Drinking coffee in large quantities can damage this neuro-immuno-endocrine system over the long term.

I see so many people that say coffee has no negative effects on their bodies. Yet the same patients tell me they’re exhausted, they don’t get restorative sleep, their sleep is disrupted with awakenings at 1 am or 2 am or 3 am or 4 am or all of the above, they have a hard time winding down, or they’re “wired but tired.” We check their labs and cortisol is too high after their cup of Peet’s, and they find they are gaining weight around their mid-section. Many may also have blood sugar instability and get irritable unless they eat frequently.

Even worse, caffeine increases inflammation, which is the final common pathway for many bad things from hormonal imbalance, to premature aging and cancer.

All of these issues can be related to caffeine. Because of these things, if you have hormonal imbalances, it’s definitely worth cutting out coffee for at least three months and monitoring your body to see if you feel a change.

What about drinking coffee and trying to conceive?

I know it’s painful to think about not waking up with that cup of coffee! And, add to that, some of the big headlines we see right now are touting the health benefits of coffee consumption. Organic coffee can have health benefits for some groups of people, but just not for ladies trying to conceive.

To date, there have been several high-quality studies showing the negative effect of caffeine on women trying to conceive.

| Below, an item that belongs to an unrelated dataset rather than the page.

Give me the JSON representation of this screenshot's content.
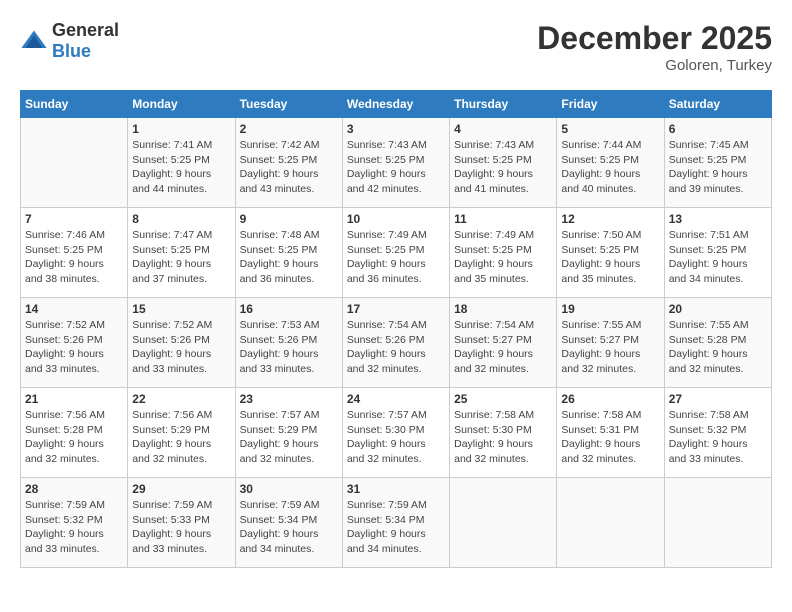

Most of these studies have looked at women drinking coffee, as that is the major caffeine source for women in the U.S. and Europe. We still don’t understand the exact physiological mechanism of why coffee has such a negative impact. Is it because coffee is one of the most chemically treated crops in the world? This could be a factor.

According to the CS Monitor, a non-profit news organization, up to 250 pounds of chemical fertilizers are sprayed per acre over non-organic coffee.

But, before you say you’ll just switch to tea every morning, there is one 1999 study which showed caffeine interfered with the egg’s ability to implant in the uterus.

There also seems to be a dose-dependent effect of coffee’s impact on conception. According to several studies, the amount of coffee a woman drinks is inversely associated with her ability to conceive. In 1992, Yale University did a study of 1,900 women found a 55% higher risk of not conceiving for women drinking 1 cup of coffee per day. For those drinking 1½-3 cups of coffee, the risk was 100% higher and 176% higher for 3+ cups a day.

Also, a 1998 study in the Lancet found a very similar conclusion on fertility outcomes. They divided their data into 5 dose levels and found a dose-response negative effect on pregnancy rates. In addition, the conclusion of a 1998 Danish study on caffeine intake and pregnancy rates stated that women who wish to achieve a pregnancy might benefit from a reduced caffeine intake.

So, to play it safe and maximize your fertility, avoid all caffeine sources while trying to conceive.

Is drinking coffee right for you?

There are a few things to consider when deciding whether you should drink coffee. No one food or drink will make or break your long-term health. Here are some things to consider on whether to enjoy that cup of coffee or to try to cut it out of your diet.

Caffeinated coffee is not recommended for:

  • Women trying to conceive
  • People with irritable bowel syndrome
  • People with arrhythmias (e.g. irregular heartbeat)
  • People who often feel anxious
  • People who have trouble sleeping
  • Pregnant women
  • Children and teens

If none of these apply, then monitor how your body reacts when you have coffee. Does it:

  • Give you the jitters?
  • Increase anxious feelings?
  • Affect your sleep?
  • Give you heart palpitations?
  • Affect your digestion (e.g. heartburn, diarrhea, etc.)?
  • Give you a reason to drink a lot of sugar and cream?

Depending on how your body reacts, decide whether these reactions are worth it to you. If you’re not sure, I recommend eliminating it for a while to see if there is a positive difference in your health.


Laurie Terzo